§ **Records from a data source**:
____________________
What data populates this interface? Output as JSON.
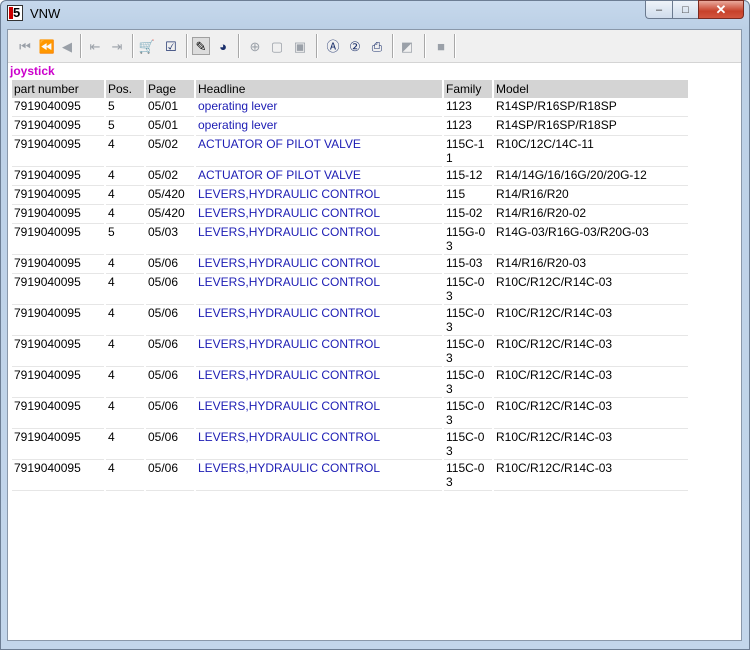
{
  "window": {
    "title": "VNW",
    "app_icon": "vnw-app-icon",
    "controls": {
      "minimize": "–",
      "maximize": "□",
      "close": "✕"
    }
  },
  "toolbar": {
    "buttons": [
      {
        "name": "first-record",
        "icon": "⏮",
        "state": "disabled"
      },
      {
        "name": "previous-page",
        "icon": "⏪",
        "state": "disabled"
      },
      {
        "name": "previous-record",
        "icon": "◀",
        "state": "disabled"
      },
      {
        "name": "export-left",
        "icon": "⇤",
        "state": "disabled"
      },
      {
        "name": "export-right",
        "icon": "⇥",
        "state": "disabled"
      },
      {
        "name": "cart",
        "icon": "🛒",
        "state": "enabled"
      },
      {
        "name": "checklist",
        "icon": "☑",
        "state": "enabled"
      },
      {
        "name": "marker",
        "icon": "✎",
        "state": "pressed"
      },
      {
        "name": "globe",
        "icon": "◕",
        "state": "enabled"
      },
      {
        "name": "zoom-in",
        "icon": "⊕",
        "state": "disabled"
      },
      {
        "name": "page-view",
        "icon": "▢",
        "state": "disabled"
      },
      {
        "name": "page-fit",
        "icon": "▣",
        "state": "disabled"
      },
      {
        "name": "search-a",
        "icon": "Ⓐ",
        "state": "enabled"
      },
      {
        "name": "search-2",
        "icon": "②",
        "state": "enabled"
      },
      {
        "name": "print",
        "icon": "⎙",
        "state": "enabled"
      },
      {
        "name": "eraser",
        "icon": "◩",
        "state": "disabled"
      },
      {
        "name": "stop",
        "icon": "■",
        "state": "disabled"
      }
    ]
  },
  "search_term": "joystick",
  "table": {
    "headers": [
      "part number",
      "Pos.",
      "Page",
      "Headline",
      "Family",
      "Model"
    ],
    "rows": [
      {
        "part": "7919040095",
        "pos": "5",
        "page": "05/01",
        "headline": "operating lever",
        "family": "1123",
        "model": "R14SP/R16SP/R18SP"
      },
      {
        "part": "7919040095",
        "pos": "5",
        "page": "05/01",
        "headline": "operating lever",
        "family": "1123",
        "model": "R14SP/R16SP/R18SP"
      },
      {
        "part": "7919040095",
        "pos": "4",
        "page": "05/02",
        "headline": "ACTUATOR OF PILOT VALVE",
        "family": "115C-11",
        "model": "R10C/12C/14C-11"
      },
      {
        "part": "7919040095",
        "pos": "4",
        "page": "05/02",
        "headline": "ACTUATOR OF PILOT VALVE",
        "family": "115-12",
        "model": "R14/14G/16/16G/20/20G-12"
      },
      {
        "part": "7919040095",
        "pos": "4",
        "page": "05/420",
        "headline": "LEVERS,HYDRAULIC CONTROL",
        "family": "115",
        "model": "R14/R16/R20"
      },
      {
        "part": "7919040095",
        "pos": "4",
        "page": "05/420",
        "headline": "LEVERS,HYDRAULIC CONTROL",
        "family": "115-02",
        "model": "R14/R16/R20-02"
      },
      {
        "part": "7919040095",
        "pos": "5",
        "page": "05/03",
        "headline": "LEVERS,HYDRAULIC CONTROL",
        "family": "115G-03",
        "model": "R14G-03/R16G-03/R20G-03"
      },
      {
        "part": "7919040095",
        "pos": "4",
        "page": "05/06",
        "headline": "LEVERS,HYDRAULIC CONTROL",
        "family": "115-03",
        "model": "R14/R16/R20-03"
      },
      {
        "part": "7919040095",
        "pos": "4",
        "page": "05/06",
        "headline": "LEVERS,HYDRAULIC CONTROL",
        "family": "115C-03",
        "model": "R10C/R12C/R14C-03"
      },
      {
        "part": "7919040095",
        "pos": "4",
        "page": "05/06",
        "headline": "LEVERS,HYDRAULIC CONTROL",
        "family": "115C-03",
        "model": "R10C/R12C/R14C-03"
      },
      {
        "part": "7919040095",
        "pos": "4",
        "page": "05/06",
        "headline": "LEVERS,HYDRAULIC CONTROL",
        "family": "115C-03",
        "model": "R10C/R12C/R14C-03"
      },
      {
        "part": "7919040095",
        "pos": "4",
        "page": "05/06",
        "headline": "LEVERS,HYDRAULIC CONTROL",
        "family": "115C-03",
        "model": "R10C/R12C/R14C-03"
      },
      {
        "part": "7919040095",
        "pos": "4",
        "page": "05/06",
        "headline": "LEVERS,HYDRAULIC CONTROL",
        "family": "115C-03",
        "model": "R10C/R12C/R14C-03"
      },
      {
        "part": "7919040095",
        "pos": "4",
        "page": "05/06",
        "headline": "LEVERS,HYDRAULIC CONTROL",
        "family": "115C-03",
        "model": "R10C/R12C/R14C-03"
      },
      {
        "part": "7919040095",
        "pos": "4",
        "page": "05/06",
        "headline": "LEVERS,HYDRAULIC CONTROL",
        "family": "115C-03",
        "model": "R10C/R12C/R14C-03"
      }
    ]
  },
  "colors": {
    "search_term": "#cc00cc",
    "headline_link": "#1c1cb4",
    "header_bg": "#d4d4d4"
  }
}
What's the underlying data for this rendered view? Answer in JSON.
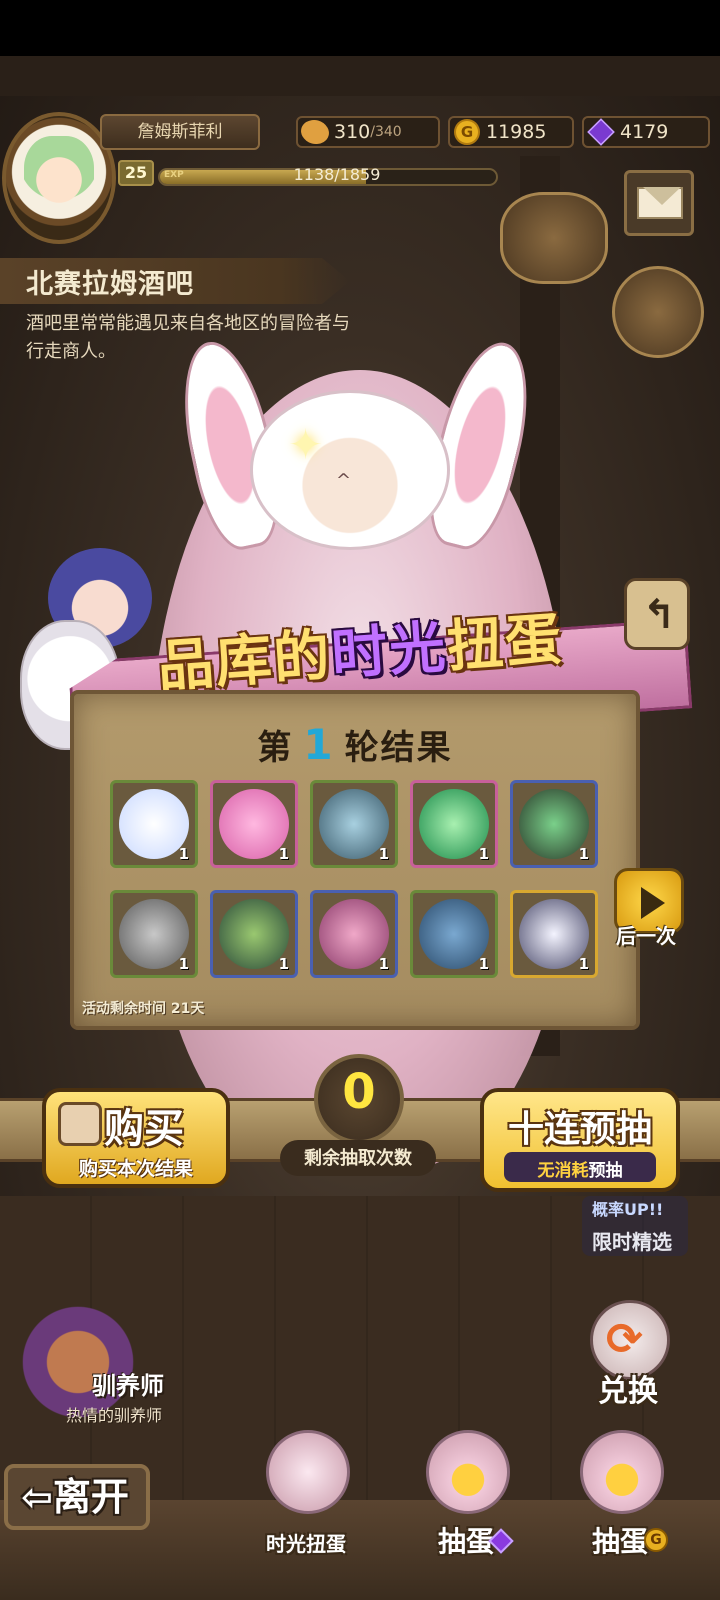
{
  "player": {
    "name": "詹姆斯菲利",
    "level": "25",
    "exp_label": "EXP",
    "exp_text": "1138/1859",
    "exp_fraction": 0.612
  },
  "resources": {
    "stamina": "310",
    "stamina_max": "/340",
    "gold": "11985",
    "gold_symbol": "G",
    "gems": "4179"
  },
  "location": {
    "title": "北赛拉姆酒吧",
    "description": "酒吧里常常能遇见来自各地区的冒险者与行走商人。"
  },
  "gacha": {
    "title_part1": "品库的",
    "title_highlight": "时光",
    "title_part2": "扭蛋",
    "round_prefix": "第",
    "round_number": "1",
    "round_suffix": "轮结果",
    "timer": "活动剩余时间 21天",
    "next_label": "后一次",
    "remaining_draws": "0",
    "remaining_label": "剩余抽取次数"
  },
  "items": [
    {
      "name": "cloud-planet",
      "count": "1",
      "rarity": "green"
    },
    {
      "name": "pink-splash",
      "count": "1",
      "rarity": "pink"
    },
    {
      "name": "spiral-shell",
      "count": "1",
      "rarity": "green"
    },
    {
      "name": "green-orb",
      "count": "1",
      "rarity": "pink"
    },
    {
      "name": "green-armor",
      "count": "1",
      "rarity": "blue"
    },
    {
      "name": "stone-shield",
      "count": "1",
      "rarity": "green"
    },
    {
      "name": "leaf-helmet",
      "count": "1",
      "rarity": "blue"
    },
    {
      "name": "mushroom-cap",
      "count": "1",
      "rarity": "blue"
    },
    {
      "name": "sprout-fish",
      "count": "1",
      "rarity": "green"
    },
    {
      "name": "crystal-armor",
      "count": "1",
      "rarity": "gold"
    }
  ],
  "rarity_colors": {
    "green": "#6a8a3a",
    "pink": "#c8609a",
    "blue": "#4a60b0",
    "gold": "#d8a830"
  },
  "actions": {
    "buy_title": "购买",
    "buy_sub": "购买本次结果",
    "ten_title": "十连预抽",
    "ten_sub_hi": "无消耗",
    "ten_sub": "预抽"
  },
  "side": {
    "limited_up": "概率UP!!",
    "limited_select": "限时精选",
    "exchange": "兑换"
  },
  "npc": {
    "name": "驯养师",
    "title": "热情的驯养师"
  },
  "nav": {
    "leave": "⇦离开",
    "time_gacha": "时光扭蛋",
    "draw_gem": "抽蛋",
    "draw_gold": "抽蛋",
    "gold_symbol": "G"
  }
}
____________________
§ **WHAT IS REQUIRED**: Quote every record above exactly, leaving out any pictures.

§ **RESPONSE BOX**:
What data populates this interface? Output as JSON.
{
  "window": {
    "title": "VNW",
    "app_icon": "vnw-app-icon",
    "controls": {
      "minimize": "–",
      "maximize": "□",
      "close": "✕"
    }
  },
  "toolbar": {
    "buttons": [
      {
        "name": "first-record",
        "icon": "⏮",
        "state": "disabled"
      },
      {
        "name": "previous-page",
        "icon": "⏪",
        "state": "disabled"
      },
      {
        "name": "previous-record",
        "icon": "◀",
        "state": "disabled"
      },
      {
        "name": "export-left",
        "icon": "⇤",
        "state": "disabled"
      },
      {
        "name": "export-right",
        "icon": "⇥",
        "state": "disabled"
      },
      {
        "name": "cart",
        "icon": "🛒",
        "state": "enabled"
      },
      {
        "name": "checklist",
        "icon": "☑",
        "state": "enabled"
      },
      {
        "name": "marker",
        "icon": "✎",
        "state": "pressed"
      },
      {
        "name": "globe",
        "icon": "◕",
        "state": "enabled"
      },
      {
        "name": "zoom-in",
        "icon": "⊕",
        "state": "disabled"
      },
      {
        "name": "page-view",
        "icon": "▢",
        "state": "disabled"
      },
      {
        "name": "page-fit",
        "icon": "▣",
        "state": "disabled"
      },
      {
        "name": "search-a",
        "icon": "Ⓐ",
        "state": "enabled"
      },
      {
        "name": "search-2",
        "icon": "②",
        "state": "enabled"
      },
      {
        "name": "print",
        "icon": "⎙",
        "state": "enabled"
      },
      {
        "name": "eraser",
        "icon": "◩",
        "state": "disabled"
      },
      {
        "name": "stop",
        "icon": "■",
        "state": "disabled"
      }
    ]
  },
  "search_term": "joystick",
  "table": {
    "headers": [
      "part number",
      "Pos.",
      "Page",
      "Headline",
      "Family",
      "Model"
    ],
    "rows": [
      {
        "part": "7919040095",
        "pos": "5",
        "page": "05/01",
        "headline": "operating lever",
        "family": "1123",
        "model": "R14SP/R16SP/R18SP"
      },
      {
        "part": "7919040095",
        "pos": "5",
        "page": "05/01",
        "headline": "operating lever",
        "family": "1123",
        "model": "R14SP/R16SP/R18SP"
      },
      {
        "part": "7919040095",
        "pos": "4",
        "page": "05/02",
        "headline": "ACTUATOR OF PILOT VALVE",
        "family": "115C-11",
        "model": "R10C/12C/14C-11"
      },
      {
        "part": "7919040095",
        "pos": "4",
        "page": "05/02",
        "headline": "ACTUATOR OF PILOT VALVE",
        "family": "115-12",
        "model": "R14/14G/16/16G/20/20G-12"
      },
      {
        "part": "7919040095",
        "pos": "4",
        "page": "05/420",
        "headline": "LEVERS,HYDRAULIC CONTROL",
        "family": "115",
        "model": "R14/R16/R20"
      },
      {
        "part": "7919040095",
        "pos": "4",
        "page": "05/420",
        "headline": "LEVERS,HYDRAULIC CONTROL",
        "family": "115-02",
        "model": "R14/R16/R20-02"
      },
      {
        "part": "7919040095",
        "pos": "5",
        "page": "05/03",
        "headline": "LEVERS,HYDRAULIC CONTROL",
        "family": "115G-03",
        "model": "R14G-03/R16G-03/R20G-03"
      },
      {
        "part": "7919040095",
        "pos": "4",
        "page": "05/06",
        "headline": "LEVERS,HYDRAULIC CONTROL",
        "family": "115-03",
        "model": "R14/R16/R20-03"
      },
      {
        "part": "7919040095",
        "pos": "4",
        "page": "05/06",
        "headline": "LEVERS,HYDRAULIC CONTROL",
        "family": "115C-03",
        "model": "R10C/R12C/R14C-03"
      },
      {
        "part": "7919040095",
        "pos": "4",
        "page": "05/06",
        "headline": "LEVERS,HYDRAULIC CONTROL",
        "family": "115C-03",
        "model": "R10C/R12C/R14C-03"
      },
      {
        "part": "7919040095",
        "pos": "4",
        "page": "05/06",
        "headline": "LEVERS,HYDRAULIC CONTROL",
        "family": "115C-03",
        "model": "R10C/R12C/R14C-03"
      },
      {
        "part": "7919040095",
        "pos": "4",
        "page": "05/06",
        "headline": "LEVERS,HYDRAULIC CONTROL",
        "family": "115C-03",
        "model": "R10C/R12C/R14C-03"
      },
      {
        "part": "7919040095",
        "pos": "4",
        "page": "05/06",
        "headline": "LEVERS,HYDRAULIC CONTROL",
        "family": "115C-03",
        "model": "R10C/R12C/R14C-03"
      },
      {
        "part": "7919040095",
        "pos": "4",
        "page": "05/06",
        "headline": "LEVERS,HYDRAULIC CONTROL",
        "family": "115C-03",
        "model": "R10C/R12C/R14C-03"
      },
      {
        "part": "7919040095",
        "pos": "4",
        "page": "05/06",
        "headline": "LEVERS,HYDRAULIC CONTROL",
        "family": "115C-03",
        "model": "R10C/R12C/R14C-03"
      }
    ]
  },
  "colors": {
    "search_term": "#cc00cc",
    "headline_link": "#1c1cb4",
    "header_bg": "#d4d4d4"
  }
}
What's the underlying data for this rendered view? Answer in JSON.
{
  "player": {
    "name": "詹姆斯菲利",
    "level": "25",
    "exp_label": "EXP",
    "exp_text": "1138/1859",
    "exp_fraction": 0.612
  },
  "resources": {
    "stamina": "310",
    "stamina_max": "/340",
    "gold": "11985",
    "gold_symbol": "G",
    "gems": "4179"
  },
  "location": {
    "title": "北赛拉姆酒吧",
    "description": "酒吧里常常能遇见来自各地区的冒险者与行走商人。"
  },
  "gacha": {
    "title_part1": "品库的",
    "title_highlight": "时光",
    "title_part2": "扭蛋",
    "round_prefix": "第",
    "round_number": "1",
    "round_suffix": "轮结果",
    "timer": "活动剩余时间 21天",
    "next_label": "后一次",
    "remaining_draws": "0",
    "remaining_label": "剩余抽取次数"
  },
  "items": [
    {
      "name": "cloud-planet",
      "count": "1",
      "rarity": "green"
    },
    {
      "name": "pink-splash",
      "count": "1",
      "rarity": "pink"
    },
    {
      "name": "spiral-shell",
      "count": "1",
      "rarity": "green"
    },
    {
      "name": "green-orb",
      "count": "1",
      "rarity": "pink"
    },
    {
      "name": "green-armor",
      "count": "1",
      "rarity": "blue"
    },
    {
      "name": "stone-shield",
      "count": "1",
      "rarity": "green"
    },
    {
      "name": "leaf-helmet",
      "count": "1",
      "rarity": "blue"
    },
    {
      "name": "mushroom-cap",
      "count": "1",
      "rarity": "blue"
    },
    {
      "name": "sprout-fish",
      "count": "1",
      "rarity": "green"
    },
    {
      "name": "crystal-armor",
      "count": "1",
      "rarity": "gold"
    }
  ],
  "rarity_colors": {
    "green": "#6a8a3a",
    "pink": "#c8609a",
    "blue": "#4a60b0",
    "gold": "#d8a830"
  },
  "actions": {
    "buy_title": "购买",
    "buy_sub": "购买本次结果",
    "ten_title": "十连预抽",
    "ten_sub_hi": "无消耗",
    "ten_sub": "预抽"
  },
  "side": {
    "limited_up": "概率UP!!",
    "limited_select": "限时精选",
    "exchange": "兑换"
  },
  "npc": {
    "name": "驯养师",
    "title": "热情的驯养师"
  },
  "nav": {
    "leave": "⇦离开",
    "time_gacha": "时光扭蛋",
    "draw_gem": "抽蛋",
    "draw_gold": "抽蛋",
    "gold_symbol": "G"
  }
}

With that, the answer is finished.